An international research team have mapped how the signalling molecules caused by exercise are releases by different organs in mice following exercise at different times of the day.
Their atlas of exercise metabolism, published in the journal Cell Metabolism, may in the long term contribute to more effective exercise therapies that are timed to the body clock.
Recent research, including scientists at Karolinska Institutet and the University of Copenhagen, has shown that exercise at different times of the day benefits the body in different ways. To gain a better understanding of this effect, the researchers carried out a range of experiments on mice that exercised either in the early morning or the late evening. The researchers collected and analyzed blood samples and different tissues, including brain, heart, muscle, liver and fat.
An atlas of exercise metabolism
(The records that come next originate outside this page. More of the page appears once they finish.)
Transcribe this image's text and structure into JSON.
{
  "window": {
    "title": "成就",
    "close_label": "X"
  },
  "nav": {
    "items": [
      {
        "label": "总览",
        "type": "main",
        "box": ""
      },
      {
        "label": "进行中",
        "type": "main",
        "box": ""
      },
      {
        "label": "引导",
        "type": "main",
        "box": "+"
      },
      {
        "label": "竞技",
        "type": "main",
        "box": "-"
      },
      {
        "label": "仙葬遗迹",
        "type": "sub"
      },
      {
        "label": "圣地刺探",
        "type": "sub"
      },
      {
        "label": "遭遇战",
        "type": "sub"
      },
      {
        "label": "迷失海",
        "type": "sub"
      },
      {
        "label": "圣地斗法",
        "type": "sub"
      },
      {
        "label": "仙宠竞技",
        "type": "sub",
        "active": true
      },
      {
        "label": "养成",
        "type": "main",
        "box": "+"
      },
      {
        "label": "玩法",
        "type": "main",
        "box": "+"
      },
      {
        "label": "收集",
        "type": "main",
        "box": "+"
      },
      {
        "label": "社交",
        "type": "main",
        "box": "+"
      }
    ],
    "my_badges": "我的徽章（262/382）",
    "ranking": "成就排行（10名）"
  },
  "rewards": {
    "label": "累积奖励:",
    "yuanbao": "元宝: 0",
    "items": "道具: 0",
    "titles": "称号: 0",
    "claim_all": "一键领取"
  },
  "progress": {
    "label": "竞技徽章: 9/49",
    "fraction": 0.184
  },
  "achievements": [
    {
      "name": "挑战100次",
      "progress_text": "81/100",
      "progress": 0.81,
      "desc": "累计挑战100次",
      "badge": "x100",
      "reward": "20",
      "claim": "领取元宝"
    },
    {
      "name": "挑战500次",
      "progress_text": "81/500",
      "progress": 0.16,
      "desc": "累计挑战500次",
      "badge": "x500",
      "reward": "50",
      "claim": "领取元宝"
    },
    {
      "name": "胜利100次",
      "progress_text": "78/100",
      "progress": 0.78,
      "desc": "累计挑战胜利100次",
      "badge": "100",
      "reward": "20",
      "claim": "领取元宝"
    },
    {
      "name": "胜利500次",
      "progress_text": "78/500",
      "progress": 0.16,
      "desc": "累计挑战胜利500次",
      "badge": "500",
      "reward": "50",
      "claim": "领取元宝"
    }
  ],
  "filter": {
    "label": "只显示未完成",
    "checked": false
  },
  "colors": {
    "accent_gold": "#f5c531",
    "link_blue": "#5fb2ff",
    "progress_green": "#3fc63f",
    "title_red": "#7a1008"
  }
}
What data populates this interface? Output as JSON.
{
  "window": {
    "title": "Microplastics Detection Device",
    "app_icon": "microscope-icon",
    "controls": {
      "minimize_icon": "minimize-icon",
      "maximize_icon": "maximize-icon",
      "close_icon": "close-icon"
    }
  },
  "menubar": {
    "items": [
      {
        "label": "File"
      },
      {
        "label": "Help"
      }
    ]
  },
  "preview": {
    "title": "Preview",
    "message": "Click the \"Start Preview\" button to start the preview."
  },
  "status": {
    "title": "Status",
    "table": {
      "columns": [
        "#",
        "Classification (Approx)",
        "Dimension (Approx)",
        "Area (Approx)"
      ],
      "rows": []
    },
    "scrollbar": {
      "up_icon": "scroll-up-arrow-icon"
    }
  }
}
The result is an ‘Atlas of Exercise Metabolism’” – a comprehensive map of exercise-induced signalling molecules produced in different tissues following exercise at different times of the day. These signals have a broad impact on health, influencing sleep, memory, exercise performance and metabolic homeostasis. Exercise had a time-dependent and tissue-specific impact on different metabolites and hormone signaling molecules. The study also identified new exercise-induced signalling molecules in multiple tissues which may be of relevance to common diseases.
“A better understanding of how exercise affects the body at different times of day might help us to maximize the benefits of exercise.”
“A better understanding of how exercise affects the body at different times of day might help us to maximize the benefits of exercise for people at risk of diseases such as obesity and type 2 diabetes,” says Professor Juleen R. Zierath from Karolinska Institutet and the Novo Nordisk Foundation Center for Basic Metabolic Research (CBMR) at the University of Copenhagen.
Investigate exercise responses in humans
The experiments were carried out in mice, who share many common genetic, physiological and behavioural characteristics with humans, but they also have important differences. For example, mice are nocturnal. The type of exercise was also limited to treadmill running, which can produce different results compared to high-intensity exercise. The impact of sex, age and disease were not considered in the analysis.
“Despite these limitations, we believe that the results are of potential relevance to humans because many aspects of basic physiology are shared between mice and men. With this detailed map we can now start investigating if the same or similar exercise responses exist in humans,” says Zierath.